Before the show, the audience members know what they're in for.
The host, Nic "Kopy" Kopatich, tells them, "This is going to be dirty." He also asks them to repeat a series of obscenities, which rhyme with "hit Chuck, Chuck hit," and they oblige.
That is how Anthony Cools' "Strip Comedy" improvisational show begins.
Kopatich is the founder of Jest Serendipity Improv, a local group that has been performing around the valley for more than a decade. For "Strip Comedy," two teams of three performers from Jest Serendipity's main stage cast compete for 75 minutes in a series of improv games. Kopatich said they try to mix them up every night and there are more than 100 games they can play.
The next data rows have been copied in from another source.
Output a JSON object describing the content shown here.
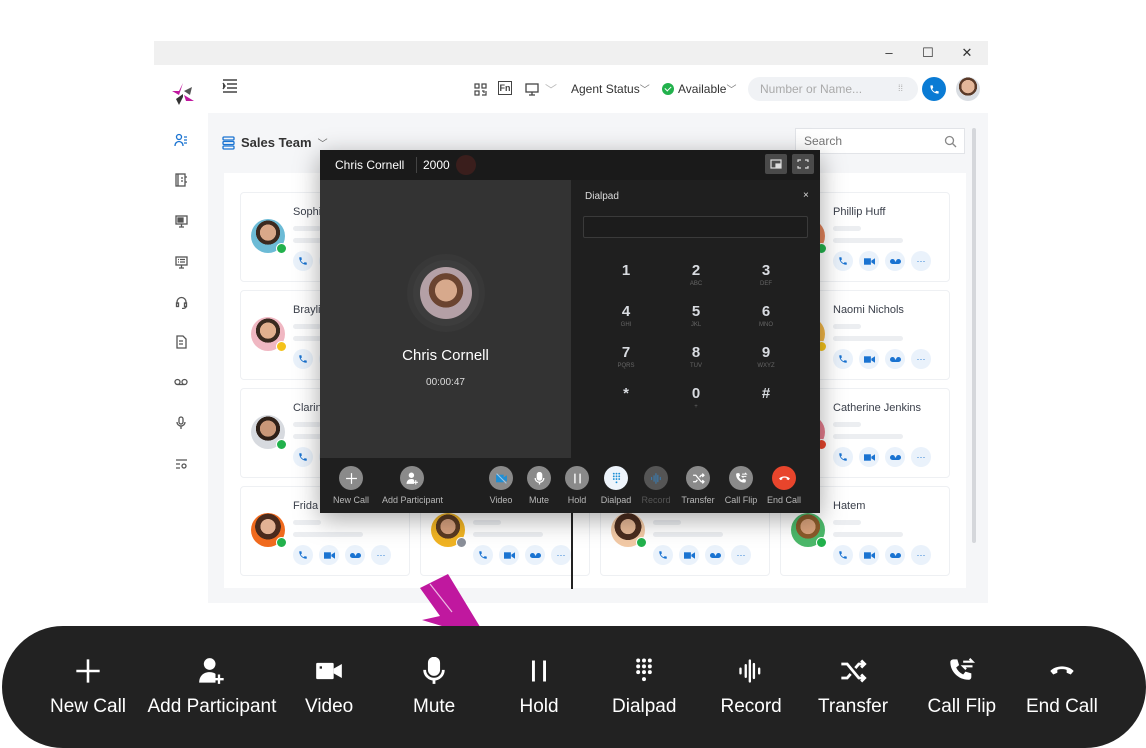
{
  "window": {
    "controls": {
      "minimize": "–",
      "maximize": "☐",
      "close": "✕"
    }
  },
  "sidebar": {
    "items": [
      {
        "name": "contacts",
        "icon": "contacts-icon",
        "active": true
      },
      {
        "name": "directory",
        "icon": "address-book-icon"
      },
      {
        "name": "monitor",
        "icon": "monitor-icon"
      },
      {
        "name": "wallboard",
        "icon": "screen-list-icon"
      },
      {
        "name": "support",
        "icon": "headset-icon"
      },
      {
        "name": "reports",
        "icon": "document-icon"
      },
      {
        "name": "voicemail",
        "icon": "voicemail-icon"
      },
      {
        "name": "recordings",
        "icon": "microphone-icon"
      },
      {
        "name": "settings",
        "icon": "list-settings-icon"
      }
    ]
  },
  "topbar": {
    "fn_label": "Fn",
    "agent_status_label": "Agent Status",
    "availability_label": "Available",
    "dial_placeholder": "Number or Name...",
    "accent": "#0a7bd4",
    "status_color": "#22b14c"
  },
  "content": {
    "team_label": "Sales Team",
    "search_placeholder": "Search",
    "contacts": [
      {
        "name": "Sophi",
        "status": "available",
        "col": 0,
        "row": 0
      },
      {
        "name": "Brayli",
        "status": "away",
        "col": 0,
        "row": 1
      },
      {
        "name": "Clarin",
        "status": "available",
        "col": 0,
        "row": 2
      },
      {
        "name": "Frida",
        "status": "available",
        "col": 0,
        "row": 3
      },
      {
        "name": "",
        "status": "offline",
        "col": 1,
        "row": 3
      },
      {
        "name": "",
        "status": "available",
        "col": 2,
        "row": 3
      },
      {
        "name": "Phillip Huff",
        "status": "available",
        "col": 3,
        "row": 0
      },
      {
        "name": "Naomi Nichols",
        "status": "away",
        "col": 3,
        "row": 1
      },
      {
        "name": "Catherine Jenkins",
        "status": "busy",
        "col": 3,
        "row": 2
      },
      {
        "name": "Hatem",
        "status": "available",
        "col": 3,
        "row": 3
      }
    ],
    "status_colors": {
      "available": "#22b14c",
      "away": "#f4c21b",
      "busy": "#e8452c",
      "offline": "#8a8f99"
    }
  },
  "call_popup": {
    "caller_name": "Chris Cornell",
    "extension": "2000",
    "timer": "00:00:47",
    "dialpad_title": "Dialpad",
    "dialpad_close": "×",
    "keys": [
      {
        "digit": "1",
        "letters": ""
      },
      {
        "digit": "2",
        "letters": "ABC"
      },
      {
        "digit": "3",
        "letters": "DEF"
      },
      {
        "digit": "4",
        "letters": "GHI"
      },
      {
        "digit": "5",
        "letters": "JKL"
      },
      {
        "digit": "6",
        "letters": "MNO"
      },
      {
        "digit": "7",
        "letters": "PQRS"
      },
      {
        "digit": "8",
        "letters": "TUV"
      },
      {
        "digit": "9",
        "letters": "WXYZ"
      },
      {
        "digit": "*",
        "letters": ""
      },
      {
        "digit": "0",
        "letters": "+"
      },
      {
        "digit": "#",
        "letters": ""
      }
    ],
    "controls": [
      {
        "label": "New Call",
        "icon": "plus-icon"
      },
      {
        "label": "Add Participant",
        "icon": "add-participant-icon"
      },
      {
        "label": "Video",
        "icon": "video-off-icon"
      },
      {
        "label": "Mute",
        "icon": "microphone-icon"
      },
      {
        "label": "Hold",
        "icon": "pause-icon"
      },
      {
        "label": "Dialpad",
        "icon": "dialpad-icon",
        "active": true
      },
      {
        "label": "Record",
        "icon": "record-wave-icon",
        "disabled": true
      },
      {
        "label": "Transfer",
        "icon": "transfer-icon"
      },
      {
        "label": "Call Flip",
        "icon": "call-flip-icon"
      },
      {
        "label": "End Call",
        "icon": "end-call-icon"
      }
    ],
    "end_call_color": "#e8452c"
  },
  "legend_bar": {
    "items": [
      {
        "label": "New Call",
        "icon": "plus-icon"
      },
      {
        "label": "Add Participant",
        "icon": "add-participant-icon"
      },
      {
        "label": "Video",
        "icon": "video-icon"
      },
      {
        "label": "Mute",
        "icon": "microphone-icon"
      },
      {
        "label": "Hold",
        "icon": "pause-icon"
      },
      {
        "label": "Dialpad",
        "icon": "dialpad-icon"
      },
      {
        "label": "Record",
        "icon": "record-wave-icon"
      },
      {
        "label": "Transfer",
        "icon": "transfer-icon"
      },
      {
        "label": "Call Flip",
        "icon": "call-flip-icon"
      },
      {
        "label": "End Call",
        "icon": "end-call-icon"
      }
    ],
    "pointer_color": "#c0189f"
  }
}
Nov. 15's first game was "innuendo," in which teams made joke punchlines from audience suggestions. Kopatich asked the audience to suggest a drink and got orange juice back. Teams took turns finishing the joke, "I like my women like I like my orange juice ... "
The second game, "bartender," featured Brent Mukai singing to customers who come in to confess embarrassing problems suggested by the audience. Those problems included impotence and flatulence.
The suggestions from the audience played on the same crude themes for most of the night, with most of them being shouted by a particular table of four tourists.
That is normal, Kopatich said, as they usually get a "tourist crowd."
Other games included "9 out of 10," "fortune teller," "if you know what I mean" and "prop freeze."
Two women in skimpy clothing act as human scorecards. After each round of games, the audience votes with applause for the winning team. That team's scorecard then removes a piece of clothing, eventually getting down to a bikini top and bottom. Their tops may also be removed, but their breasts are partially covered.
Kopatich said most nights end in a tie - the audience makes sure of that.
"We give them what they want," he added.
During the Nov. 15 show, the black team's scorecard was the first to finish undressing. And even though the black team won the final game, as all of the red team was eliminated, the audience voted for red.
The idea for "Strip Comedy" came after Cools, a local hypnotist, saw Jest Serendipity perform a year ago at a charity show. Cools and Kopatich talked afterward and began building the idea.
Kopatich first started doing improv in high school in Wisconsin, then continued it while living in the dorms at the University of Nevada, Las Vegas, where he played defensive back on the football team. He put on improv shows with his college roommate and other friends on campus.
Kopatich said he would put on a strip improv show once a year and noticed it always had the highest attendance.
"It has been difficult getting a nightly show on the Strip in the entertainment capital of the world," Kopatich said, pointing out that such a show does not exist at any other casino. "... At a mainstream level, (improv) doesn't exist. But it's great, it's fun, it's interactive."
One of Jest Serendipity's rotating main stage cast members is 23-year-old Izzy Aleman, who described the show as "Wayne Brady with a bachelor party."
He met Kopatich about six years ago while a student at present-day Southeast Career and Technical Academy, 5710 Mountain Vista St. Kopatich taught improv to Aleman and other theater students and invited Aleman to come to some Jest Serendipity practices.
"Improv is a training exercise for theater," Aleman said. "It's just about gaining stage presence and confidence."
Performances are scheduled at 8 p.m. Wednesday through Sunday at the Lounge inside the Palms, 4321 W. Flamingo Road. Audience members must be 21 or older.
Tickets are available for $40 at ticketmaster.com or at the Palms box office.
Contact View education reporter Jeff Mosier at email@example.com or 702-224-5524.